On January 29, 2010, a panel led by Richard Posner voted 2-1 to order the re-sentencing of Edward Vrdolyak. In the written opinion, Posner felt that Judge Shadur erred in judgment and gave Vrdolyak "a slap on the wrist" sentence. Attorneys for Vrdolyak planned to appeal the ruling en banc, meaning for all the judges in the Seventh Circuit to rule on.[11]

Wisconsin law degrees and the WI bar (2009)

     United States Court of Appeals for the Seventh Circuit (Christopher L. Wiesmueller, v. John Kosobucki, et al., 07-c-2601)

In July 2009, Judge Posner re-authorized a class-action lawsuit over the diploma-privilege clause given to graduates of Wisconsin and Marquette Law. Judge Posner's decision to reauthorize the case raised questions about Wisconsin's practice of admitting new graduates from Marquette and Wisconsin Law to the bar without taking a bar exam. The law stated that graduates of accredited law schools in states other than Wisconsin that want to practice law in the state have to pass the Wisconsin bar exam or have practiced law for five years in another state.[12]

The plaintiffs, graduates of Oklahoma City Law, argued Wisconsin's policy violated the commerce clause of the Constitution by discriminating against graduates of out-of-state law schools. The plaintiffs claimed that Wisconsin should extend diploma privilege to graduates of other law schools. The lawsuit named the Wisconsin Board of Bar Examiners and the Wisconsin Supreme Court as defendants.

The case was first filed in 2007 in the Western District of Wisconsin. Senior Judge John C. Shabaz dismissed the case. Judge Shabaz said "that diploma privilege does not discriminate because everyone who did not graduate from a Wisconsin law school has to take the bar." Judge Shabaz in his ruling mentioned state residents and non-residents alike.

Fellow judges Diane Wood and Ken Ripple also served with Judge Posner on the panel. The panel ordered the case to be re-heard by the Western District of Wisconsin.[12]

Views on marijuana decriminalization

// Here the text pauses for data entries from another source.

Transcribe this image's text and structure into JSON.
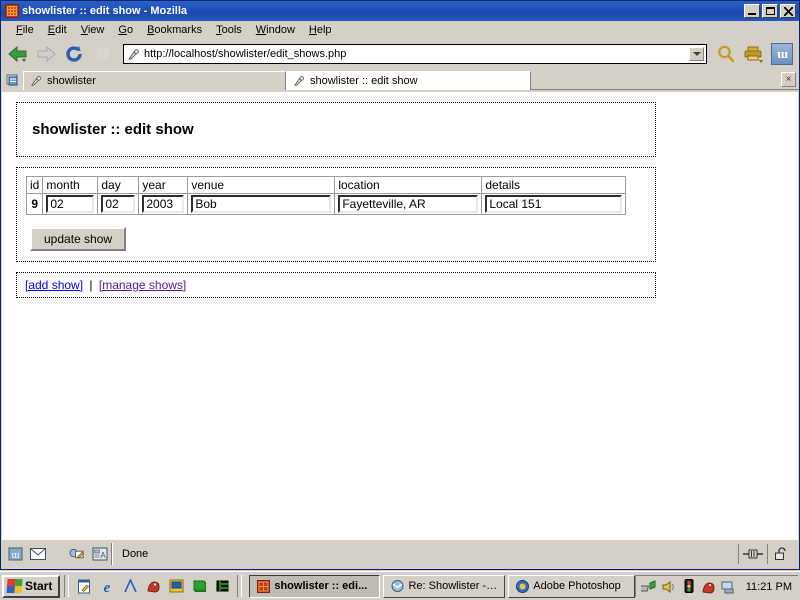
{
  "window": {
    "title": "showlister :: edit show - Mozilla",
    "icon": "mozilla-dino-icon",
    "controls": {
      "minimize": "_",
      "maximize": "□",
      "close": "×"
    }
  },
  "menubar": {
    "items": [
      {
        "label": "File",
        "accel": "F"
      },
      {
        "label": "Edit",
        "accel": "E"
      },
      {
        "label": "View",
        "accel": "V"
      },
      {
        "label": "Go",
        "accel": "G"
      },
      {
        "label": "Bookmarks",
        "accel": "B"
      },
      {
        "label": "Tools",
        "accel": "T"
      },
      {
        "label": "Window",
        "accel": "W"
      },
      {
        "label": "Help",
        "accel": "H"
      }
    ]
  },
  "toolbar": {
    "back": "back-arrow-icon",
    "forward": "forward-arrow-icon",
    "reload": "reload-icon",
    "stop": "stop-icon",
    "url": "http://localhost/showlister/edit_shows.php",
    "url_icon": "page-tag-icon",
    "dropdown": "chevron-down-icon",
    "search": "search-magnifier-icon",
    "print": "print-icon",
    "logo": "mozilla-logo-icon"
  },
  "tabs": {
    "new_tab_icon": "new-tab-icon",
    "close_tab_label": "×",
    "items": [
      {
        "label": "showlister",
        "active": false
      },
      {
        "label": "showlister :: edit show",
        "active": true
      }
    ]
  },
  "page": {
    "heading": "showlister :: edit show",
    "table": {
      "headers": [
        "id",
        "month",
        "day",
        "year",
        "venue",
        "location",
        "details"
      ],
      "row": {
        "id": "9",
        "month": "02",
        "day": "02",
        "year": "2003",
        "venue": "Bob",
        "location": "Fayetteville, AR",
        "details": "Local 151"
      }
    },
    "submit_label": "update show",
    "links": [
      {
        "label": "[add show]",
        "state": "unvisited"
      },
      {
        "label": "[manage shows]",
        "state": "visited"
      }
    ],
    "link_separator": "|"
  },
  "statusbar": {
    "icons": [
      "browser-icon",
      "mail-icon",
      "composer-icon",
      "addressbook-icon"
    ],
    "status": "Done",
    "right_icons": [
      "connection-icon",
      "unlocked-padlock-icon"
    ]
  },
  "taskbar": {
    "start_label": "Start",
    "quicklaunch": [
      "notepad-icon",
      "internet-explorer-icon",
      "netscape-icon",
      "mozilla-dino-icon",
      "media-icon",
      "book-icon",
      "terminal-icon"
    ],
    "tasks": [
      {
        "label": "showlister :: edi...",
        "icon": "mozilla-dino-icon",
        "active": true
      },
      {
        "label": "Re: Showlister - I...",
        "icon": "mail-icon",
        "active": false
      },
      {
        "label": "Adobe Photoshop",
        "icon": "photoshop-icon",
        "active": false
      }
    ],
    "tray": [
      "network-icon",
      "volume-icon",
      "traffic-light-icon",
      "dino-tray-icon",
      "display-icon"
    ],
    "clock": "11:21 PM"
  },
  "colors": {
    "titlebar": "#1d4fb8",
    "chrome": "#d4d0c8",
    "link_unvisited": "#0000ee",
    "link_visited": "#551a8b",
    "page_background": "#ffffff"
  }
}
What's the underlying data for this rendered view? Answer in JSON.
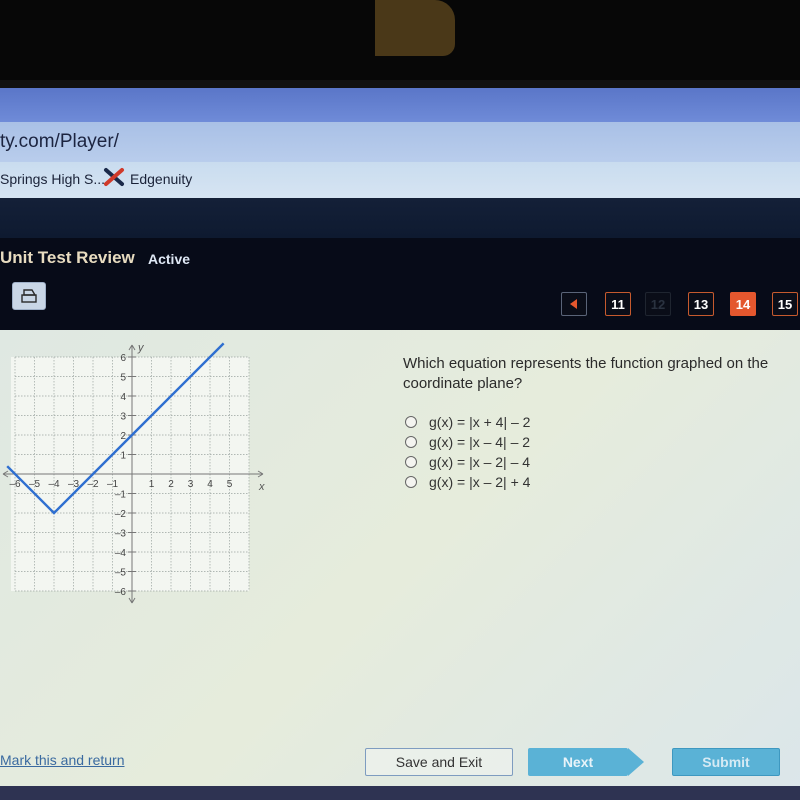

In a September 2012 lecture at Elmhurst College, Posner called for the elimination of criminal laws against marijuana. In his comments, Posner said, "The notion of using the criminal law as the primary means of dealing with a problem of addiction, of misuse, of ingesting dangerous drugs — I don’t think that’s sensible at all.” Posner noted that drug laws are “responsible for a high percentage of our prisoners. And these punishments are often very, very severe. It’s all very expensive." In addition, Posner said that drug laws are “…a waste of a lot of high quality legal minds, and it’s also a waste of people’s lives who could be at least moderately productive without having to spend year after year in prison. That is a serious problem.”[2]

See also

External links

References

Federal judicial offices
Preceded by:
Philip Tone
Seventh Circuit Court of Appeals
1981–present
Succeeded by:
NA